Alice Oswald

Alice Oswald studied Classics at Oxford and then trained as a gardener. She worked in gardens for seven years before publishing her first collection of poems, The Thing in the Gap-Stone Stile, which won the Forward Prize in 1996. She was writer in residence at Dartington Hall from 1996 until 1998 and there wrote her long poem Dart, which won the T.S. Eliot prize in 2002. Her other collections have won the inaugural Ted Hughes award, the Hawthornden prize and the Warwick prize. In 2009 she won a Cholmondeley award for her contribution to poetry. Her latest collection, Falling Awake, was shortlisted for the Forward Prize for Best Collection 2016. She is married with three children and lives in Devon.

Photo: Kate Mount


Poetry Centre Stage »

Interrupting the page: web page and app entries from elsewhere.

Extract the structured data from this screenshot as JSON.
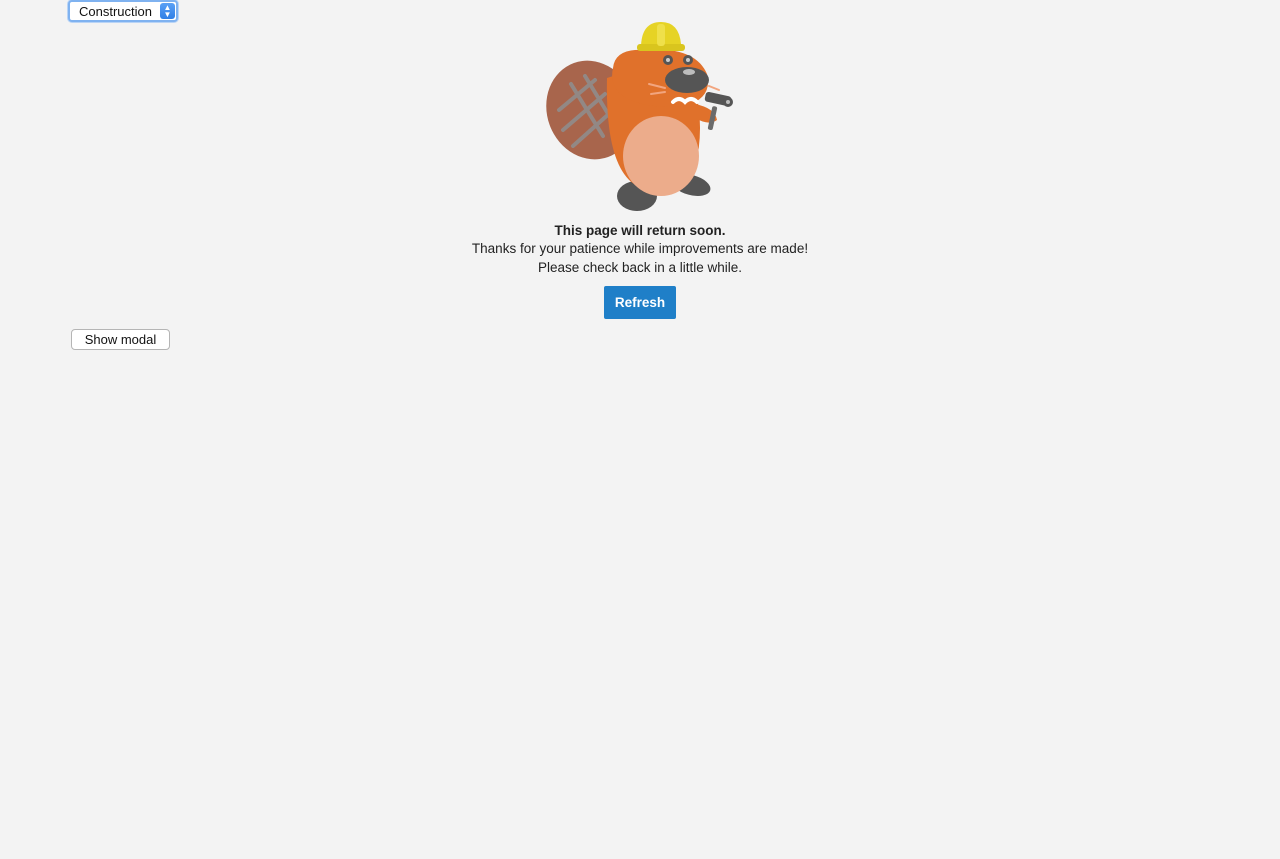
{
  "state_select": {
    "selected": "Construction"
  },
  "illustration": {
    "name": "beaver-construction-mascot",
    "colors": {
      "fur": "#e0712b",
      "belly": "#ecac8b",
      "tail": "#a8654c",
      "hardhat": "#e6d325",
      "dark": "#555555"
    }
  },
  "message": {
    "title": "This page will return soon.",
    "line1": "Thanks for your patience while improvements are made!",
    "line2": "Please check back in a little while."
  },
  "buttons": {
    "refresh": "Refresh",
    "show_modal": "Show modal"
  },
  "colors": {
    "background": "#f3f3f3",
    "accent": "#1f7fc8"
  }
}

A double bill of poetry for Thursday evening
20:00 reading – Robert Crawford
21:00 reading – Alice Oswald

Thu 2 March | 20:00 - 22:00 | £9.50/£7.50 | The Byre Theatre, Abbey Street, Auditorium

Past & Present »

Alice Oswald on Homer
Neil McLennan on the war poets in Edinburgh

Thu 2 March | 14:15 - 15:15 | £4.00/£3.00 | The Town Hall, Queens Gardens, Council Chamber



I heard a cough
as if a thief was there
outside my sleep
a sharp intake of air

a fox in her fox-fur
stepping across
the grass in her black gloves
barked at my house

just so abrupt and odd
the way she went
hungrily asking
in the heart’s thick accent

in such serious sleepless
trespass she came
a woman with a man’s voice
but no name

as if to say: it’s midnight
and my life
is laid beneath my children
like gold leaf


Alice Oswald

From Falling Awake (Jonathon Cape, 2016). Permission by The Random House Group Ltd